**TASK GOAL**
How many lines of these entries include the string "this"? State the number alone.

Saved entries
Start of Block

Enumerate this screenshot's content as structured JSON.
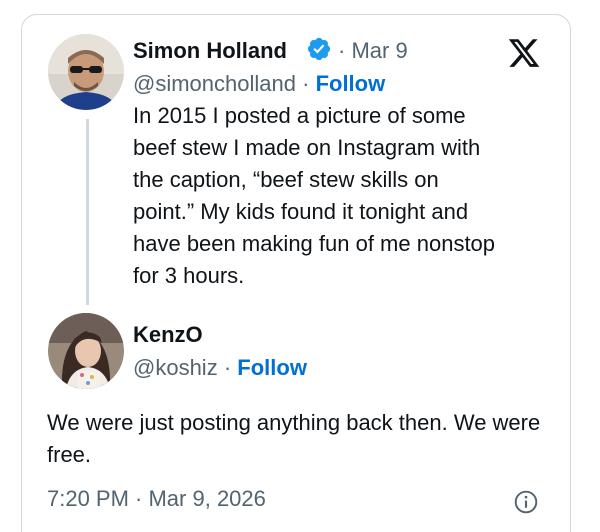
{
  "original_tweet": {
    "display_name": "Simon Holland",
    "date": "· Mar 9",
    "handle": "@simoncholland",
    "separator": "·",
    "follow_label": "Follow",
    "text": "In 2015 I posted a picture of some\nbeef stew I made on Instagram with\nthe caption, “beef stew skills on\npoint.” My kids found it tonight and\nhave been making fun of me nonstop\nfor 3 hours.",
    "verified_icon": "verified-badge-icon"
  },
  "reply": {
    "display_name": "KenzO",
    "handle": "@koshiz",
    "separator": "·",
    "follow_label": "Follow",
    "text": "We were just posting anything back then. We were free."
  },
  "footer": {
    "timestamp": "7:20 PM · Mar 9, 2026",
    "info_icon": "info-icon"
  },
  "colors": {
    "link_blue": "#006fd6",
    "verified_blue": "#1d9bf0",
    "secondary_text": "#536471",
    "border": "#cfd9de"
  },
  "icons": [
    "x-logo-icon",
    "verified-badge-icon",
    "info-icon"
  ]
}
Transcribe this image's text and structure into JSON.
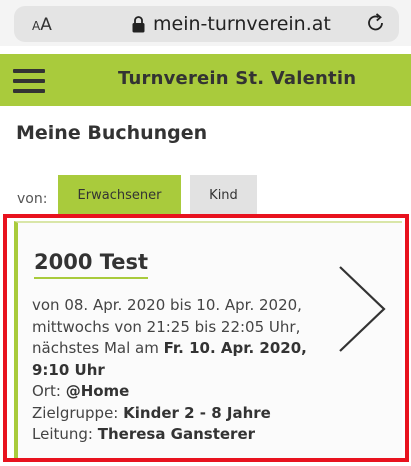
{
  "browser": {
    "text_size_label_small": "A",
    "text_size_label_large": "A",
    "url": "mein-turnverein.at"
  },
  "header": {
    "title": "Turnverein St. Valentin"
  },
  "page": {
    "title": "Meine Buchungen"
  },
  "filter": {
    "label": "von:",
    "tabs": [
      {
        "label": "Erwachsener",
        "active": true
      },
      {
        "label": "Kind",
        "active": false
      }
    ]
  },
  "booking": {
    "title": "2000 Test",
    "date_range": "von 08. Apr. 2020 bis 10. Apr. 2020,",
    "schedule": "mittwochs von 21:25 bis 22:05 Uhr,",
    "next_prefix": "nächstes Mal am ",
    "next_date": "Fr. 10. Apr. 2020,",
    "next_time": "9:10 Uhr",
    "location_label": "Ort: ",
    "location": "@Home",
    "target_label": "Zielgruppe: ",
    "target": "Kinder 2 - 8 Jahre",
    "leader_label": "Leitung: ",
    "leader": "Theresa Gansterer"
  },
  "colors": {
    "brand": "#a9cb3c",
    "highlight": "#e8121e"
  }
}
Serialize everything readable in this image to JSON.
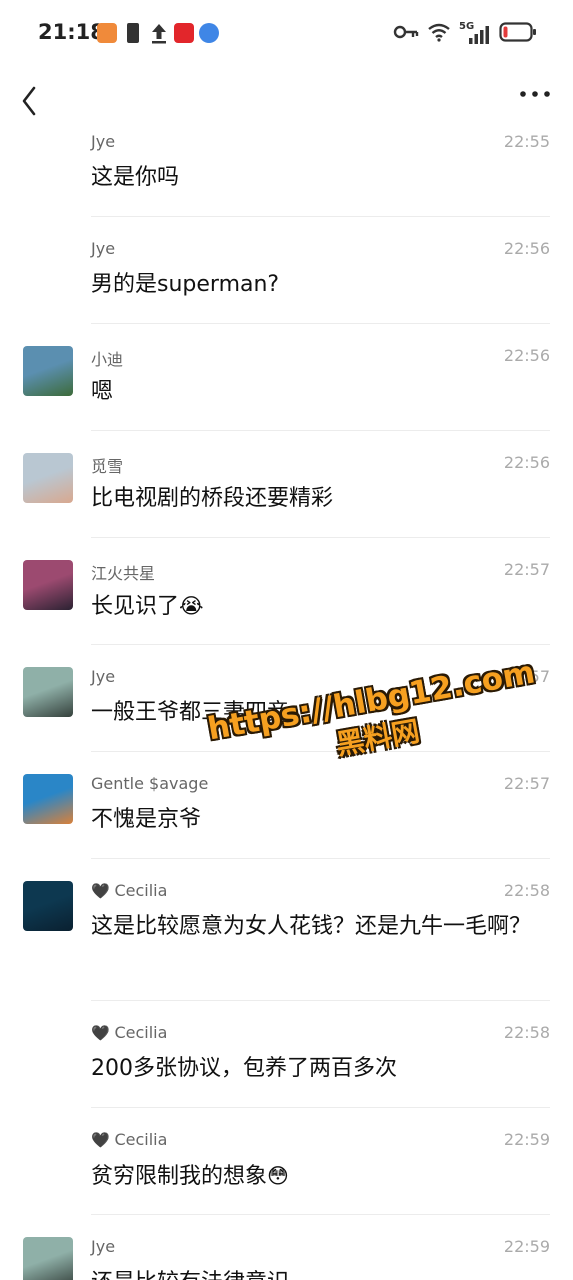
{
  "status_bar": {
    "time": "21:18",
    "network": "5G",
    "battery_level": 0.12
  },
  "nav": {
    "back_icon": "chevron-left-icon",
    "more_icon": "more-dots-icon"
  },
  "messages": [
    {
      "sender": "Jye",
      "time": "22:55",
      "text": "这是你吗",
      "avatar": false
    },
    {
      "sender": "Jye",
      "time": "22:56",
      "text": "男的是superman?",
      "avatar": false
    },
    {
      "sender": "小迪",
      "time": "22:56",
      "text": "嗯",
      "avatar": true,
      "avatar_colors": [
        "#5b8fb0",
        "#3d6b3a"
      ]
    },
    {
      "sender": "觅雪",
      "time": "22:56",
      "text": "比电视剧的桥段还要精彩",
      "avatar": true,
      "avatar_colors": [
        "#b9c7d2",
        "#d8a88f"
      ]
    },
    {
      "sender": "江火共星",
      "time": "22:57",
      "text": "长见识了",
      "emoji": "😭",
      "avatar": true,
      "avatar_colors": [
        "#9c4a70",
        "#2b2232"
      ]
    },
    {
      "sender": "Jye",
      "time": "22:57",
      "text": "一般王爷都三妻四妾",
      "avatar": true,
      "avatar_colors": [
        "#8fb0a8",
        "#35413c"
      ]
    },
    {
      "sender": "Gentle $avage",
      "time": "22:57",
      "text": "不愧是京爷",
      "avatar": true,
      "avatar_colors": [
        "#2a86c7",
        "#d9813a"
      ]
    },
    {
      "sender": "Cecilia",
      "time": "22:58",
      "text": "这是比较愿意为女人花钱？还是九牛一毛啊？",
      "avatar": true,
      "heart": "🖤",
      "avatar_colors": [
        "#0d3850",
        "#0a2030"
      ]
    },
    {
      "sender": "Cecilia",
      "time": "22:58",
      "text": "200多张协议，包养了两百多次",
      "avatar": false,
      "heart": "🖤"
    },
    {
      "sender": "Cecilia",
      "time": "22:59",
      "text": "贫穷限制我的想象",
      "emoji": "😳",
      "avatar": false,
      "heart": "🖤"
    },
    {
      "sender": "Jye",
      "time": "22:59",
      "text": "还是比较有法律意识",
      "avatar": true,
      "avatar_colors": [
        "#8fb0a8",
        "#35413c"
      ]
    }
  ],
  "watermark": {
    "url": "https://hlbg12.com",
    "name": "黑料网"
  }
}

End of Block

**THE COMPLETED TASK**
3